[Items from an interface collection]
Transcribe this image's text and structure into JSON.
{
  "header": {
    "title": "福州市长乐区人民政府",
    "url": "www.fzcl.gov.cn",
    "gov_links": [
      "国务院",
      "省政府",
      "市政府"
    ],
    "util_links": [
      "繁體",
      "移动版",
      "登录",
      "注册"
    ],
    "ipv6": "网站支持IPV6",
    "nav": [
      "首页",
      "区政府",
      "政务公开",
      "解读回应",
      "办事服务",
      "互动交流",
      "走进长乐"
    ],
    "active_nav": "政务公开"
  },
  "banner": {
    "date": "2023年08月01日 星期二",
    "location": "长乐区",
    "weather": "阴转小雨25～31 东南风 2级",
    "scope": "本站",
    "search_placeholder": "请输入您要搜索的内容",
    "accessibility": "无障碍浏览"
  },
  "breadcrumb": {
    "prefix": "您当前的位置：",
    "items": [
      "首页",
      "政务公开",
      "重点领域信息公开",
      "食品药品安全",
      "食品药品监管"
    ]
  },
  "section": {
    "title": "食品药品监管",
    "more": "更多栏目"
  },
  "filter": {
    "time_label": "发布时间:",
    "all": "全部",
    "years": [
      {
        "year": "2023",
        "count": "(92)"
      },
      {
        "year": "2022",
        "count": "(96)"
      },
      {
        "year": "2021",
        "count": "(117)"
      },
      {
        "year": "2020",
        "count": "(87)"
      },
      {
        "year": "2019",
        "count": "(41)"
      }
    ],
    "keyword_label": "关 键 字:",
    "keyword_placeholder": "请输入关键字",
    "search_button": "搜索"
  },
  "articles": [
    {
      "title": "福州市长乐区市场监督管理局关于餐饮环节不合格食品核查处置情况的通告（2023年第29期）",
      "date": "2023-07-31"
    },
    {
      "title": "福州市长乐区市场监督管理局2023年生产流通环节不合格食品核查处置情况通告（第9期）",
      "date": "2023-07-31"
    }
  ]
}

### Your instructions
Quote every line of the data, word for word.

### Answer to the exercise
Transcribe this image's text and structure into JSON.
{
  "header": {
    "title": "福州市长乐区人民政府",
    "url": "www.fzcl.gov.cn",
    "gov_links": [
      "国务院",
      "省政府",
      "市政府"
    ],
    "util_links": [
      "繁體",
      "移动版",
      "登录",
      "注册"
    ],
    "ipv6": "网站支持IPV6",
    "nav": [
      "首页",
      "区政府",
      "政务公开",
      "解读回应",
      "办事服务",
      "互动交流",
      "走进长乐"
    ],
    "active_nav": "政务公开"
  },
  "banner": {
    "date": "2023年08月01日 星期二",
    "location": "长乐区",
    "weather": "阴转小雨25～31 东南风 2级",
    "scope": "本站",
    "search_placeholder": "请输入您要搜索的内容",
    "accessibility": "无障碍浏览"
  },
  "breadcrumb": {
    "prefix": "您当前的位置：",
    "items": [
      "首页",
      "政务公开",
      "重点领域信息公开",
      "食品药品安全",
      "食品药品监管"
    ]
  },
  "section": {
    "title": "食品药品监管",
    "more": "更多栏目"
  },
  "filter": {
    "time_label": "发布时间:",
    "all": "全部",
    "years": [
      {
        "year": "2023",
        "count": "(92)"
      },
      {
        "year": "2022",
        "count": "(96)"
      },
      {
        "year": "2021",
        "count": "(117)"
      },
      {
        "year": "2020",
        "count": "(87)"
      },
      {
        "year": "2019",
        "count": "(41)"
      }
    ],
    "keyword_label": "关 键 字:",
    "keyword_placeholder": "请输入关键字",
    "search_button": "搜索"
  },
  "articles": [
    {
      "title": "福州市长乐区市场监督管理局关于餐饮环节不合格食品核查处置情况的通告（2023年第29期）",
      "date": "2023-07-31"
    },
    {
      "title": "福州市长乐区市场监督管理局2023年生产流通环节不合格食品核查处置情况通告（第9期）",
      "date": "2023-07-31"
    }
  ]
}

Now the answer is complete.